Black Lives Matter
June 11, 2020
Before we say anything, we want to say Black lives matter. Our union UAW Local 4123 stands in solidarity with the Black Lives Matter movement and in its fight against institutional and systemic racism.
Like everyone in the U.S., and around the world, we have watched with horror the brutal murder of George Floyd by an Officer of the law acting like a thug, taking the life of an innocent man. Of course, this is not the first time that we have witnessed such extra-judicial murder of Black and Brown lives. Police forces around the U.S. have a deep-seated history of murdering unarmed people of color - Black men, women, and non-binary people in particular - that spans more than a century. It is only in the recent past, with the advent and the ubiquity of smartphones, that we have become a direct witness to this practice. Year after year, we have seen footage, heard stories, and read in the news of police shooting unarmed Black men, women, and non-binary people. At some point, many of us thought we had become numb to it.
But recent protests that have spread across the country and across the globe have shown that this is not the case. Once a wound gets stabbed at again, and again, and again, it never heals. At some point the oppressed cry out in agony and pain. These protests, and this great display of solidarity across the globe, are a cry of freedom resulting from the recurring pain that people of color have been suppressing for centuries. At this point we are saying no justice, no peace. We are no longer going to tolerate our brothers and sisters and fellow human beings being shot down on the street and having their humanity devalued. So, we proclaim without prejudice or qualifiers, Black Lives Matter, and we support the Black Lives Matter movement in solidarity and in fraternity. We are allies in this fight for justice that seeks to reaffirm the humanity of people of color, especially Black men, women, and non-binary people.
However, we also understand that the effects of systematic racism go far, far beyond the fatal shootings at the hands of police officers. The shootings represent a shocking extreme, something that is visible, something that is openly grotesque. But we cannot ignore the everyday racism that plagues our society. When a store employee follows a person of color around the store, when an educator prioritizes white voices in their classroom, when a person of color is automatically assumed to be a “diversity hire,” when a bartender decides to ignore a person of color waiting by the bar and serves their white customers first, when a doctor undermines the health symptoms of a person of color, when white classmates speak over people of color and interrupt/restrict their speech, racism rears its ugly head in everyday interactions that have deeply pernicious effects on the lives and livelihoods of people of color. The effects of these kinds of everyday macro and microaggressions not only have a psychological effect but often have health consequences that manifest themselves as heart disease, diabetes, and other long-term health issues. Our goal is to eradicate all instances of racism, and not just the most grotesque example of the fatal shooting of unarmed people of color, especially Black men, women, and non-binary people.
Our goal as a labor union, as an organization, and as part of the CSU system is to eradicate racism in all forms in the CSU system. The university should be the last place where students, faculty, staff, or other members of the campus community face racism. We are students and we are workers at the CSU. Many of us feel like CSU is our home. So, change must begin at home. No worker at the CSU should feel like they don’t belong because of their skin color. No one should feel like the “other,” or marginalized just because of their skin color or where they come from. Academia as a whole fails when that happens.

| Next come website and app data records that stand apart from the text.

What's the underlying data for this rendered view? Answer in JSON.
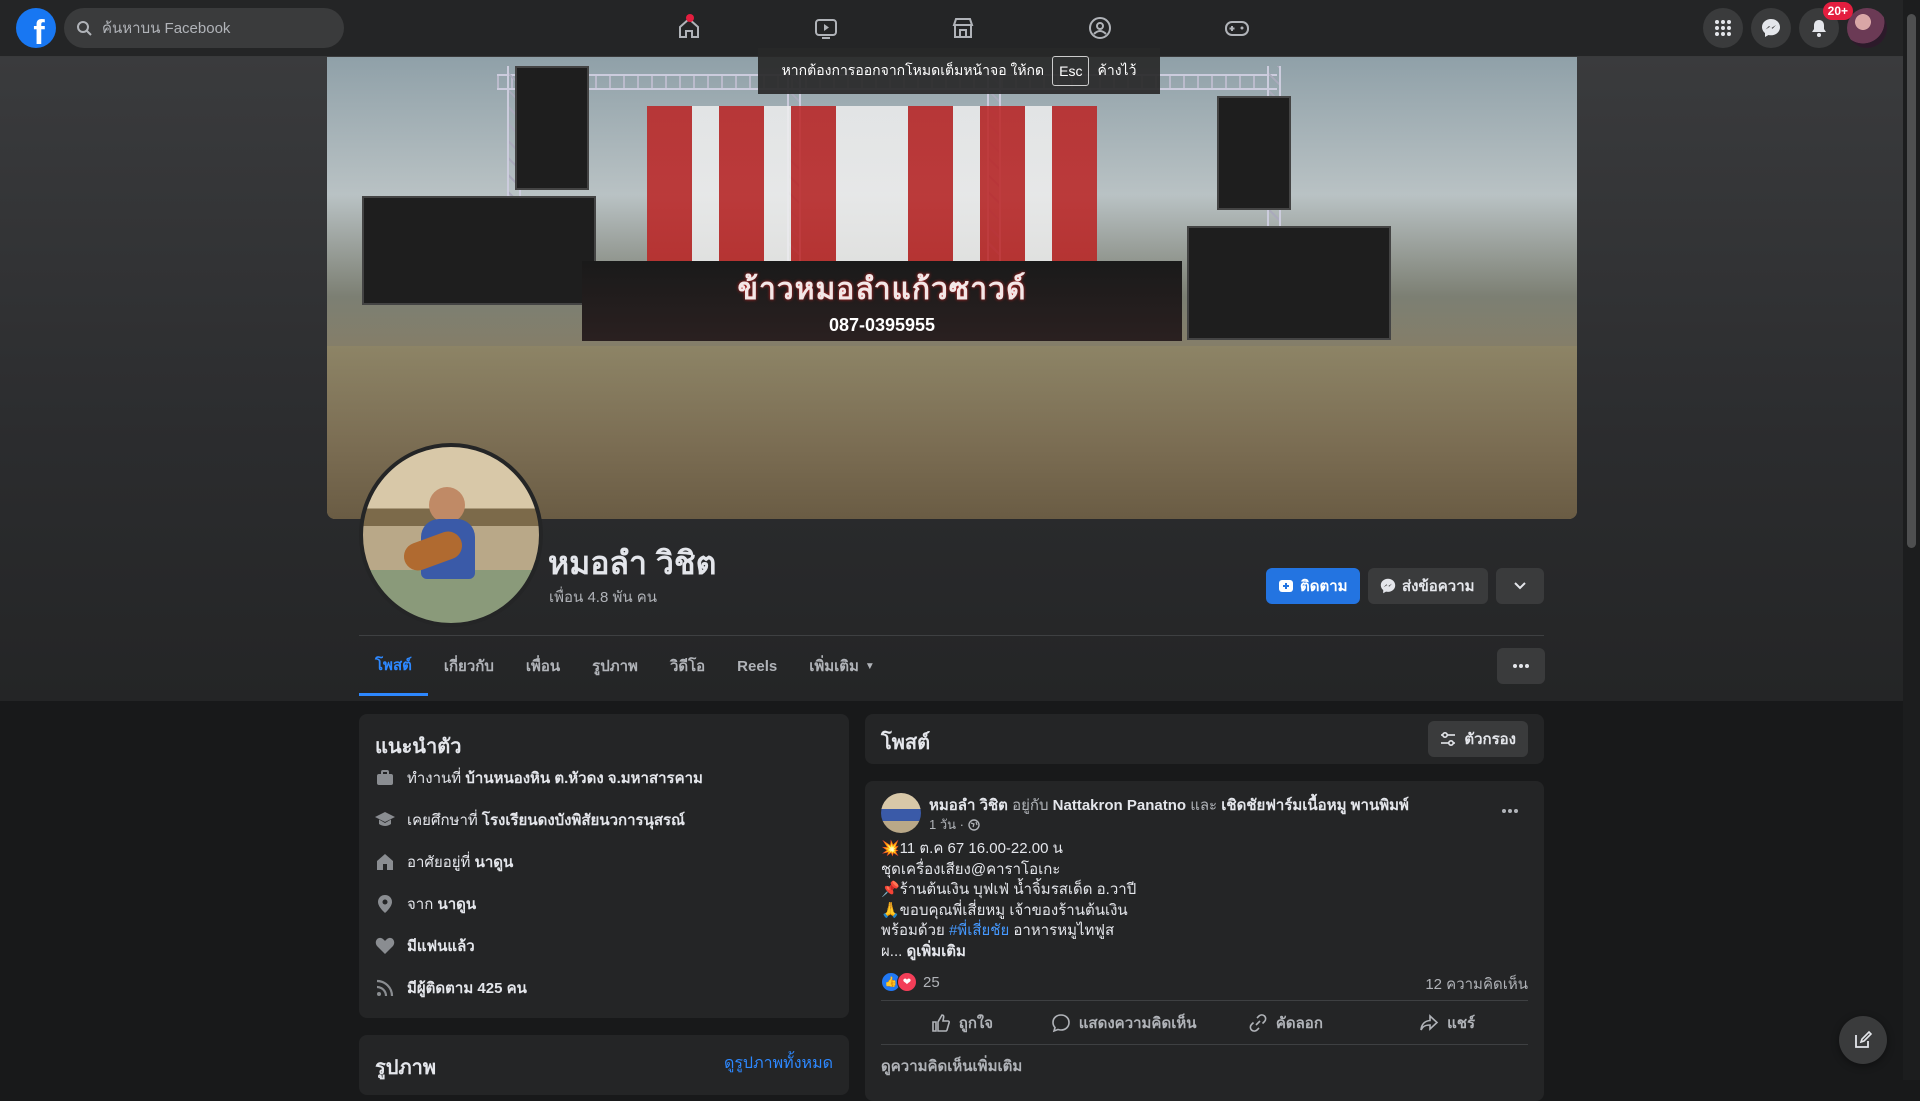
{
  "topbar": {
    "logo_letter": "f",
    "search_placeholder": "ค้นหาบน Facebook",
    "nav_icons": [
      "home-icon",
      "watch-icon",
      "marketplace-icon",
      "groups-icon",
      "gaming-icon"
    ],
    "notification_count": "20+"
  },
  "fullscreen_hint": {
    "before": "หากต้องการออกจากโหมดเต็มหน้าจอ ให้กด",
    "key": "Esc",
    "after": "ค้างไว้"
  },
  "cover": {
    "banner_title": "ข้าวหมอลำแก้วซาวด์",
    "banner_phone": "087-0395955"
  },
  "profile": {
    "name": "หมอลำ วิชิต",
    "friends": "เพื่อน 4.8 พัน คน",
    "follow_label": "ติดตาม",
    "message_label": "ส่งข้อความ"
  },
  "tabs": [
    {
      "label": "โพสต์",
      "active": true
    },
    {
      "label": "เกี่ยวกับ"
    },
    {
      "label": "เพื่อน"
    },
    {
      "label": "รูปภาพ"
    },
    {
      "label": "วิดีโอ"
    },
    {
      "label": "Reels"
    },
    {
      "label": "เพิ่มเติม"
    }
  ],
  "intro": {
    "title": "แนะนำตัว",
    "items": [
      {
        "icon": "briefcase-icon",
        "prefix": "ทำงานที่ ",
        "value": "บ้านหนองหิน ต.หัวดง จ.มหาสารคาม"
      },
      {
        "icon": "graduation-cap-icon",
        "prefix": "เคยศึกษาที่ ",
        "value": "โรงเรียนดงบังพิสัยนวการนุสรณ์"
      },
      {
        "icon": "home-icon",
        "prefix": "อาศัยอยู่ที่ ",
        "value": "นาดูน"
      },
      {
        "icon": "location-pin-icon",
        "prefix": "จาก ",
        "value": "นาดูน"
      },
      {
        "icon": "heart-icon",
        "prefix": "",
        "value": "มีแฟนแล้ว"
      },
      {
        "icon": "rss-icon",
        "prefix": "",
        "value": "มีผู้ติดตาม 425 คน"
      }
    ]
  },
  "photos_card": {
    "title": "รูปภาพ",
    "see_all": "ดูรูปภาพทั้งหมด"
  },
  "posts_header": {
    "title": "โพสต์",
    "filter_label": "ตัวกรอง"
  },
  "post": {
    "author": "หมอลำ วิชิต",
    "with_text": " อยู่กับ ",
    "tagged_1": "Nattakron Panatno",
    "and_text": " และ ",
    "tagged_2": "เชิดชัยฟาร์มเนื้อหมู พานพิมพ์",
    "time": "1 วัน ·",
    "lines": [
      "💥11 ต.ค 67  16.00-22.00 น",
      "ชุดเครื่องเสียง@คาราโอเกะ",
      "📌ร้านต้นเงิน บุฟเฟ่ น้ำจิ้มรสเด็ด อ.วาปี",
      "🙏ขอบคุณพี่เสี่ยหมู เจ้าของร้านต้นเงิน"
    ],
    "line5_prefix": "พร้อมด้วย ",
    "hashtag": "#พี่เสี่ยชัย",
    "line5_suffix": " อาหารหมูไทฟูส",
    "line6_prefix": " ผ... ",
    "see_more": "ดูเพิ่มเติม",
    "reaction_count": "25",
    "comment_count": "12 ความคิดเห็น",
    "like_label": "ถูกใจ",
    "comment_label": "แสดงความคิดเห็น",
    "copy_label": "คัดลอก",
    "share_label": "แชร์",
    "more_comments": "ดูความคิดเห็นเพิ่มเติม"
  },
  "colors": {
    "accent": "#2374e1",
    "background": "#18191a",
    "card": "#242526"
  }
}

With that in mind, next week we will be sending a letter to Chancellor White with specific demands that we have for the CSU to address the issues of systematic racism in the CSU system starting with the demilitarization of police forces on campuses. CSU must do better than to just pay lip service to the issues of racism and must take actual, measurable steps to eradicate racism from its campuses.
If you are a person of color and feel the need to share or just simply speak with us, please reach out to us at firstname.lastname@example.org and we will get in touch with you. If you are a white ally, we implore you to listen, learn, and comprehend, and we implore you to not respond to criticism with defensiveness but with an open mind and with empathy.
Just know that we are here for you!
Executive Board of UAW Local 4123